Rochelle Ritchie, an African-American TV reporter in West Palm Beach, Fla., who, out of frustration, decided to let her hair go natural, recently shared her transition story with her local TV audience — explaining how wigs, weaves and perms had severely damaged her hair over the years. In the segment, Ritchie didn't just tell her own story; she also interviewed a woman who went natural for her 6-year-old daughter, and spoke to a dermatologist about traction alopecia, which is hair loss caused by damaging weaves, wigs and relaxers.
Ritchie's bold on-air move has inspired admiration among her peers. Television journalist and former network anchor René Syler told Journal-isms that she heard Ritchie's story and celebrated. "I hope times are changing," she said. Syler wore her hair permed while anchoring the CBS Early Show but went natural some years after leaving the show. She said she'll be natural for her next TV job.

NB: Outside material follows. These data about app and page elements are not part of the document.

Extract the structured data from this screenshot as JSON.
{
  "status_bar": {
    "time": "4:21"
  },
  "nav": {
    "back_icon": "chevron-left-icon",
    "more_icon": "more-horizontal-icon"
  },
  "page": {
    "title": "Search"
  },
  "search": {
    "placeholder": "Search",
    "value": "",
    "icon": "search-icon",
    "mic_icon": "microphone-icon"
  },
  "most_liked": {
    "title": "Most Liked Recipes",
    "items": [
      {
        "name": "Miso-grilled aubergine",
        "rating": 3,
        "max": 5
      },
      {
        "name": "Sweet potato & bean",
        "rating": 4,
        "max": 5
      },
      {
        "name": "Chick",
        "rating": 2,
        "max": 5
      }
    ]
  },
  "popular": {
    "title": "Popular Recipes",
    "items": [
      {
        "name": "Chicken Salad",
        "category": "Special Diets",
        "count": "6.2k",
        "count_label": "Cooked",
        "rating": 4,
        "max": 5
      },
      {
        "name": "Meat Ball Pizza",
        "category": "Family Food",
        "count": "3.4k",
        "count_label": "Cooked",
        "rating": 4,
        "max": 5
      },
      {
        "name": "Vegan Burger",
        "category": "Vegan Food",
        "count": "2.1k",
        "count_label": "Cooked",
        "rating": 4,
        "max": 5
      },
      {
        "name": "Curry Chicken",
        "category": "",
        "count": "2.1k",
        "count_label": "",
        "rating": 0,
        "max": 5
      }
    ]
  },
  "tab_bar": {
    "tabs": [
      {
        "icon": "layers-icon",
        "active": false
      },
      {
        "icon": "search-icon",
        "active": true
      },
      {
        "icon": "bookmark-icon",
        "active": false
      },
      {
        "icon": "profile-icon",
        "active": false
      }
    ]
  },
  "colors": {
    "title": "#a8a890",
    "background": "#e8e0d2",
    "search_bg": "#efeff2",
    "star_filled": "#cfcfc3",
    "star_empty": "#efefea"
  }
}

I spent years in the TV news industry, and early in my career, veteran black female reporters, anchors and executives would let us know that natural hair was not acceptable if you wanted to be successful. Just think about how many local or national TV reporters or anchors you've seen with natural hair. There are a few, such as Atlanta's Monica Kaufman Pearson, but not many.
It's unfortunate, but dealing with damaged hair has become a typical part of the black female experience in America. I've had a perm since childhood. And I've shed my share of tears about my hair being overprocessed or stressed in some other way, forcing me to cut off all of my hair or seek dermatology treatments. But I never actually even thought about going natural until I interviewed Ritchie this week for my "Inside Her Story" radio segment on The Tom Joyner Morning Show.
During the interview, Ritchie mentioned traction alopecia again. It's seen mostly in black women, with the hair loss occurring around the front hairline and over the ears (think Naomi Campbell). After the Joyner interview, several listeners e-mailed me about this condition. One was Dr. Monte Harris, a hair-restoration expert. He considers traction alopecia an epidemic among women of African descent.
Harris would like to see all black women transition to natural hair. That's remarkable, because a major part of the business at his Chevy Chase, Md., clinic, Center for Aesthetic Modernism, is repairing damage from styling techniques that are anything but natural. But he says that he's had no choice but to encourage his clients to embrace natural hair, given the damage he's seen: "I'm going to be real and do what's best, and let the chips fall where they may. I can say I did what was most appropriate at the time to uplift black women. On one level we are peers. This is our fight."
Harris is optimistic that what he's seeing in the entertainment industry could create a bit of a movement among everyday women. Stars like Chrisette Michele and Solange Knowles have gone totally natural, he points out, and other black celebs are taking out their weaves and wearing their own, shorter hair, natural or not — a tremendous step toward healthier hair.
For many black women, straight hair is all we know. Our mothers, grandmothers and all of the women we grew up around had perms, weaves or wigs. Natural hair, quite frankly, seems foreign. But Harris says that thinking of straight hair as better is just wrong. He suggests that black women redefine and broaden what it means to have natural hair.
For those who are not ready to go natural, consider an experience that Harris had. Some folks from Italy were visiting his office and asked him if many black women have cancer, since so many of us wear wigs and false hair. Harris suggests that this is how many around the world see black women.
How can you not want to be part of changing that perception? I can't say I'm going natural anytime in the near future, but after talking to Harris, I'm ready to seriously explore other options for my hair.